Source: MIL-OSI Submissions
For this reason, the BusinessNZ Economic Conditions Index sits at 8 for the September 2020 quarter, up 18 on the previous quarter and up 7 on a year ago.
BusinessNZ Chief Executive Kirk Hope says the improvements seen in the quarter’s data are all from a very low base and subject to heightened uncertainty.
“Forecasts will be subject to significant change as the global and domestic scene continues to evolve over coming months.
“However, despite all the uncertainties, the New Zealand economy is still in relatively good shape compared with many other countries.
“Our key trading partner China has recovered somewhat, bringing good news for exports, particularly agricultural commodities, where prices are holding up remarkably well.
“New Zealand’s response has been broadly in line with international best practice in terms of managing Covid-19, but it seems unsustainable for the world to remain in various stages of lockdown with borders, beyond goods and some service movements, effectively cut off.”
Mr Hope said there was a strong case for greater investment in effective border protection measures allowing certain groups of people to come here and quarantine before being released into the community, including New Zealanders returning from overseas, international students, skilled migrants, and overseas people willing and able to reside here while working remotely for overseas companies.
“New Zealand’s prospects for economic recovery and growth depend to a great extent on our ability to open the border,” he said.
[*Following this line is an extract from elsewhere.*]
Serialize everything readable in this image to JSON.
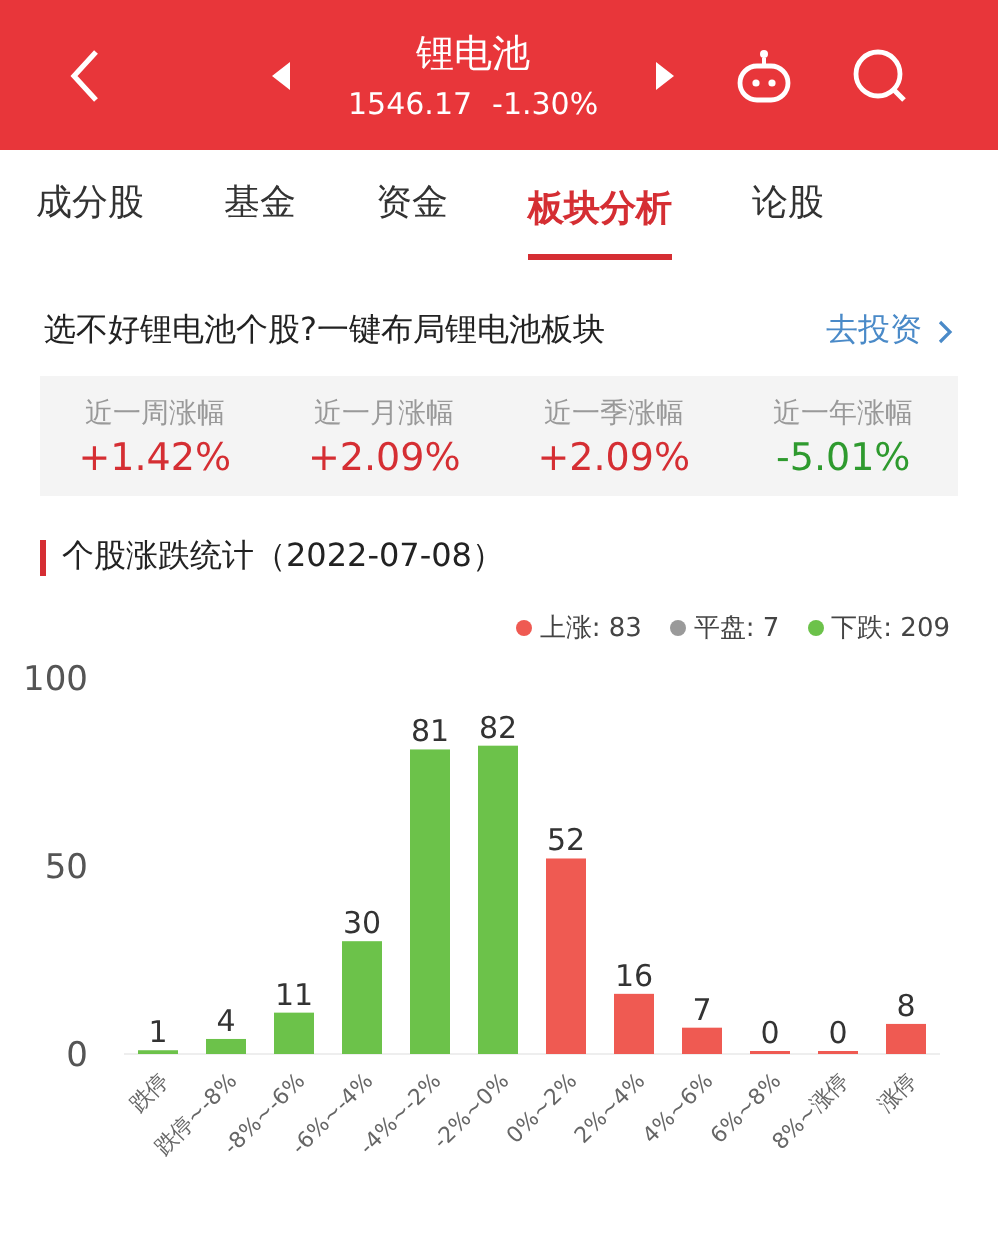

The BusinessNZ Economic Conditions Index tracks 33 economic indicators including GDP, export volumes, commodity prices, inflation, debt, and business and consumer confidence.